• Supplied material:
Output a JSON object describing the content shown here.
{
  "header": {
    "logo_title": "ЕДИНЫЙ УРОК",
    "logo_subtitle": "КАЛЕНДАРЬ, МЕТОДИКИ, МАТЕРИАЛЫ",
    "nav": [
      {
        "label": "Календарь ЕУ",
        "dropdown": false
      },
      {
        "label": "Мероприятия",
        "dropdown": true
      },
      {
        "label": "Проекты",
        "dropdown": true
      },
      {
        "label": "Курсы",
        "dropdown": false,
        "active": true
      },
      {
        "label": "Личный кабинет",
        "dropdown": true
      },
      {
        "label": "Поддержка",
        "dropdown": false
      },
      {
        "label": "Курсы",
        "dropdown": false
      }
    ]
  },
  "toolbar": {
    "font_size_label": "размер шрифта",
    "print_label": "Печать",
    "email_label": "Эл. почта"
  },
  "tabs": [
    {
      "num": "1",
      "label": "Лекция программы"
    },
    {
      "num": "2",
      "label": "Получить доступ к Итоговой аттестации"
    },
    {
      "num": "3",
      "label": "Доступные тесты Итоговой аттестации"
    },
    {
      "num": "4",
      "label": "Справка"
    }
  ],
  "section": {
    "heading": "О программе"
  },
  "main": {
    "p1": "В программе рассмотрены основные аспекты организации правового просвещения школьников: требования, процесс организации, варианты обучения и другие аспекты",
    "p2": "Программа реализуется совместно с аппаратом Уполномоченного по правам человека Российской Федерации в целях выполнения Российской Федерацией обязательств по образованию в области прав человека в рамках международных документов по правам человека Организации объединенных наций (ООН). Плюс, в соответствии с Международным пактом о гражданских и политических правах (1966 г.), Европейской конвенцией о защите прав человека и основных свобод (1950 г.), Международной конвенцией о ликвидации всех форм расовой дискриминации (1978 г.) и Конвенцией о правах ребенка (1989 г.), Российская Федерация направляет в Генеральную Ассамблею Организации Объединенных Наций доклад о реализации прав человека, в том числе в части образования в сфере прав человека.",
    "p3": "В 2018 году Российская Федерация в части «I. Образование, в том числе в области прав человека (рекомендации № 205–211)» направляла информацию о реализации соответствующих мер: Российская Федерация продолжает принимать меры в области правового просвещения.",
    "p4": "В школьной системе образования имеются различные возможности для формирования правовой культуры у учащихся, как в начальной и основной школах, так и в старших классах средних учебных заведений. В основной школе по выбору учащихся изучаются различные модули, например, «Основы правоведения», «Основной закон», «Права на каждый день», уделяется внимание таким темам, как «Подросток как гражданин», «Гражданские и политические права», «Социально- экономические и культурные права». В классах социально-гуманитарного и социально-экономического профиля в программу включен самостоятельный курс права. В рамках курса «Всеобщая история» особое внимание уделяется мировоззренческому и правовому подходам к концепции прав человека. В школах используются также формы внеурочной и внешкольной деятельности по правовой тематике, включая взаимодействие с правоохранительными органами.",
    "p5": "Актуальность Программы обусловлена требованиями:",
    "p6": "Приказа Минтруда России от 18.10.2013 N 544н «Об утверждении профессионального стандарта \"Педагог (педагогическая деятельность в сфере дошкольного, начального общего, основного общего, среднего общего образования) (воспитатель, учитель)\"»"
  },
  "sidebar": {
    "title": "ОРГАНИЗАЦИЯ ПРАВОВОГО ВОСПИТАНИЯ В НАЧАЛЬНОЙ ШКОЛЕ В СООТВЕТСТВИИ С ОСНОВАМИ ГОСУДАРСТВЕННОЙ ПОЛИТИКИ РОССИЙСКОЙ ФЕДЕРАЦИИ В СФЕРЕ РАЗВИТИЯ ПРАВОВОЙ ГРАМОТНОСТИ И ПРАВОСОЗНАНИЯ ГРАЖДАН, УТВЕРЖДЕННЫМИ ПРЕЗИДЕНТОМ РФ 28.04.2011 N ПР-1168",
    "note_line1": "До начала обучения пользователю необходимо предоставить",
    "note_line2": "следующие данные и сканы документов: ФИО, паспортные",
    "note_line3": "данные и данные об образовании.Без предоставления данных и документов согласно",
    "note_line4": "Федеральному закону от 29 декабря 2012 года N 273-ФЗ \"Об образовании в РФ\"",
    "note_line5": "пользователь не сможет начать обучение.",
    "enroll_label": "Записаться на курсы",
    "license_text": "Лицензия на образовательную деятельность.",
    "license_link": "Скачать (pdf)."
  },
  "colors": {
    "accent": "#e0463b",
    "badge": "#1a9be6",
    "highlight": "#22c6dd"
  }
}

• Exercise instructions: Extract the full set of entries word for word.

• Expected answer:
Output a JSON object describing the content shown here.
{
  "header": {
    "logo_title": "ЕДИНЫЙ УРОК",
    "logo_subtitle": "КАЛЕНДАРЬ, МЕТОДИКИ, МАТЕРИАЛЫ",
    "nav": [
      {
        "label": "Календарь ЕУ",
        "dropdown": false
      },
      {
        "label": "Мероприятия",
        "dropdown": true
      },
      {
        "label": "Проекты",
        "dropdown": true
      },
      {
        "label": "Курсы",
        "dropdown": false,
        "active": true
      },
      {
        "label": "Личный кабинет",
        "dropdown": true
      },
      {
        "label": "Поддержка",
        "dropdown": false
      },
      {
        "label": "Курсы",
        "dropdown": false
      }
    ]
  },
  "toolbar": {
    "font_size_label": "размер шрифта",
    "print_label": "Печать",
    "email_label": "Эл. почта"
  },
  "tabs": [
    {
      "num": "1",
      "label": "Лекция программы"
    },
    {
      "num": "2",
      "label": "Получить доступ к Итоговой аттестации"
    },
    {
      "num": "3",
      "label": "Доступные тесты Итоговой аттестации"
    },
    {
      "num": "4",
      "label": "Справка"
    }
  ],
  "section": {
    "heading": "О программе"
  },
  "main": {
    "p1": "В программе рассмотрены основные аспекты организации правового просвещения школьников: требования, процесс организации, варианты обучения и другие аспекты",
    "p2": "Программа реализуется совместно с аппаратом Уполномоченного по правам человека Российской Федерации в целях выполнения Российской Федерацией обязательств по образованию в области прав человека в рамках международных документов по правам человека Организации объединенных наций (ООН). Плюс, в соответствии с Международным пактом о гражданских и политических правах (1966 г.), Европейской конвенцией о защите прав человека и основных свобод (1950 г.), Международной конвенцией о ликвидации всех форм расовой дискриминации (1978 г.) и Конвенцией о правах ребенка (1989 г.), Российская Федерация направляет в Генеральную Ассамблею Организации Объединенных Наций доклад о реализации прав человека, в том числе в части образования в сфере прав человека.",
    "p3": "В 2018 году Российская Федерация в части «I. Образование, в том числе в области прав человека (рекомендации № 205–211)» направляла информацию о реализации соответствующих мер: Российская Федерация продолжает принимать меры в области правового просвещения.",
    "p4": "В школьной системе образования имеются различные возможности для формирования правовой культуры у учащихся, как в начальной и основной школах, так и в старших классах средних учебных заведений. В основной школе по выбору учащихся изучаются различные модули, например, «Основы правоведения», «Основной закон», «Права на каждый день», уделяется внимание таким темам, как «Подросток как гражданин», «Гражданские и политические права», «Социально- экономические и культурные права». В классах социально-гуманитарного и социально-экономического профиля в программу включен самостоятельный курс права. В рамках курса «Всеобщая история» особое внимание уделяется мировоззренческому и правовому подходам к концепции прав человека. В школах используются также формы внеурочной и внешкольной деятельности по правовой тематике, включая взаимодействие с правоохранительными органами.",
    "p5": "Актуальность Программы обусловлена требованиями:",
    "p6": "Приказа Минтруда России от 18.10.2013 N 544н «Об утверждении профессионального стандарта \"Педагог (педагогическая деятельность в сфере дошкольного, начального общего, основного общего, среднего общего образования) (воспитатель, учитель)\"»"
  },
  "sidebar": {
    "title": "ОРГАНИЗАЦИЯ ПРАВОВОГО ВОСПИТАНИЯ В НАЧАЛЬНОЙ ШКОЛЕ В СООТВЕТСТВИИ С ОСНОВАМИ ГОСУДАРСТВЕННОЙ ПОЛИТИКИ РОССИЙСКОЙ ФЕДЕРАЦИИ В СФЕРЕ РАЗВИТИЯ ПРАВОВОЙ ГРАМОТНОСТИ И ПРАВОСОЗНАНИЯ ГРАЖДАН, УТВЕРЖДЕННЫМИ ПРЕЗИДЕНТОМ РФ 28.04.2011 N ПР-1168",
    "note_line1": "До начала обучения пользователю необходимо предоставить",
    "note_line2": "следующие данные и сканы документов: ФИО, паспортные",
    "note_line3": "данные и данные об образовании.Без предоставления данных и документов согласно",
    "note_line4": "Федеральному закону от 29 декабря 2012 года N 273-ФЗ \"Об образовании в РФ\"",
    "note_line5": "пользователь не сможет начать обучение.",
    "enroll_label": "Записаться на курсы",
    "license_text": "Лицензия на образовательную деятельность.",
    "license_link": "Скачать (pdf)."
  },
  "colors": {
    "accent": "#e0463b",
    "badge": "#1a9be6",
    "highlight": "#22c6dd"
  }
}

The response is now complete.